[Stored items from a collection]
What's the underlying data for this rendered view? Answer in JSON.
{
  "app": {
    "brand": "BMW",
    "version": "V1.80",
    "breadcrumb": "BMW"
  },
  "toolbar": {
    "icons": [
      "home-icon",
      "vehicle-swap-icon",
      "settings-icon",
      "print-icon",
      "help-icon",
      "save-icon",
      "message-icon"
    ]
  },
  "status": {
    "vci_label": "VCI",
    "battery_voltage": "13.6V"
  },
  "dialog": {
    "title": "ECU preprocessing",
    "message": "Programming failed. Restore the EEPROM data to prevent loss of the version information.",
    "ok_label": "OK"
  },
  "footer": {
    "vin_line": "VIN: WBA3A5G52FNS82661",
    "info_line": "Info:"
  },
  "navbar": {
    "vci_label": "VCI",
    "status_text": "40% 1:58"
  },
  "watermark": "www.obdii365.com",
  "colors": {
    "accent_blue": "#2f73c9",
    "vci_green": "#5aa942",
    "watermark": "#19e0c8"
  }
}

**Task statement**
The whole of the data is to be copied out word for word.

**Exercise solution**
What's the underlying data for this rendered view? Answer in JSON.
{
  "app": {
    "brand": "BMW",
    "version": "V1.80",
    "breadcrumb": "BMW"
  },
  "toolbar": {
    "icons": [
      "home-icon",
      "vehicle-swap-icon",
      "settings-icon",
      "print-icon",
      "help-icon",
      "save-icon",
      "message-icon"
    ]
  },
  "status": {
    "vci_label": "VCI",
    "battery_voltage": "13.6V"
  },
  "dialog": {
    "title": "ECU preprocessing",
    "message": "Programming failed. Restore the EEPROM data to prevent loss of the version information.",
    "ok_label": "OK"
  },
  "footer": {
    "vin_line": "VIN: WBA3A5G52FNS82661",
    "info_line": "Info:"
  },
  "navbar": {
    "vci_label": "VCI",
    "status_text": "40% 1:58"
  },
  "watermark": "www.obdii365.com",
  "colors": {
    "accent_blue": "#2f73c9",
    "vci_green": "#5aa942",
    "watermark": "#19e0c8"
  }
}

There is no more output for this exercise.